### Task instructions
Filter the data for lines with the word "level" and copy those lines.

* * * *

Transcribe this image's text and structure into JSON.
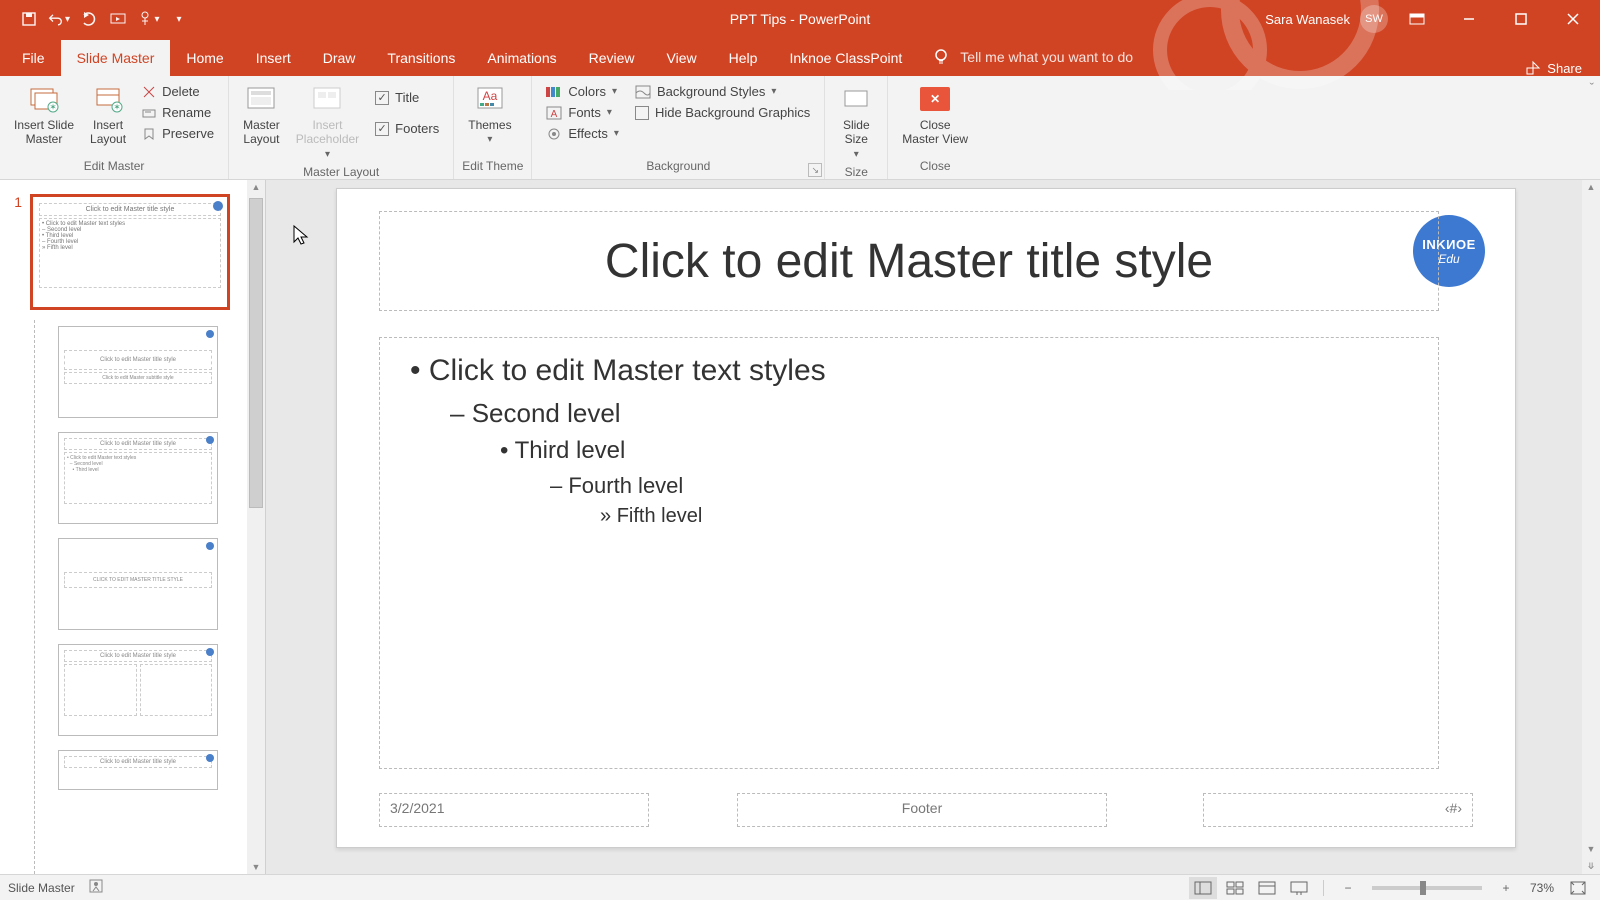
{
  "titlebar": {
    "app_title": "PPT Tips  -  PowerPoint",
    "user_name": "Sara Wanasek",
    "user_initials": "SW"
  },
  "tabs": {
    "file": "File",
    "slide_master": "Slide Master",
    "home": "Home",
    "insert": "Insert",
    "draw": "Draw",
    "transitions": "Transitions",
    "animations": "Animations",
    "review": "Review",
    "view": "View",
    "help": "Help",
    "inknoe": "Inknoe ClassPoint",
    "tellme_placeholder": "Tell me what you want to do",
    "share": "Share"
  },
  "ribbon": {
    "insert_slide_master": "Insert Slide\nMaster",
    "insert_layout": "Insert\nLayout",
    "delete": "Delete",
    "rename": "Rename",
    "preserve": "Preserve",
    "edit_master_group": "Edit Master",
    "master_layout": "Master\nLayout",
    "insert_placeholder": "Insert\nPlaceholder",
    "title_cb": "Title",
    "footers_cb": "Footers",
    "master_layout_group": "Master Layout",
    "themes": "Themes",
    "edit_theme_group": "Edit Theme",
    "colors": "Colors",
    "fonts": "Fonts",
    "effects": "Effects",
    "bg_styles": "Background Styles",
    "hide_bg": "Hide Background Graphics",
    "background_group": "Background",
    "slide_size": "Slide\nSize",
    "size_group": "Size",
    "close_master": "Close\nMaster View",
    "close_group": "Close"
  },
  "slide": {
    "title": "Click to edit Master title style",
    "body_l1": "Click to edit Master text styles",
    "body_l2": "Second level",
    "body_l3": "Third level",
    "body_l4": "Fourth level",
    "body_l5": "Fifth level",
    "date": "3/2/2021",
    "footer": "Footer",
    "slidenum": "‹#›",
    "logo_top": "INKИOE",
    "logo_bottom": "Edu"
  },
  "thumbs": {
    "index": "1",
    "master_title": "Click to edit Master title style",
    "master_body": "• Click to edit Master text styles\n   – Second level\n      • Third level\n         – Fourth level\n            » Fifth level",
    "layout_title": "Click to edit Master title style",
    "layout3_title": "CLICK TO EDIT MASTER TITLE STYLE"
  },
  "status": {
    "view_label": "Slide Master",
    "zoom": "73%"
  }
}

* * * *

### Answer section
    "body_l2": "Second level",
    "body_l3": "Third level",
    "body_l4": "Fourth level",
    "body_l5": "Fifth level",
    "master_body": "• Click to edit Master text styles\n   – Second level\n      • Third level\n         – Fourth level\n            » Fifth level",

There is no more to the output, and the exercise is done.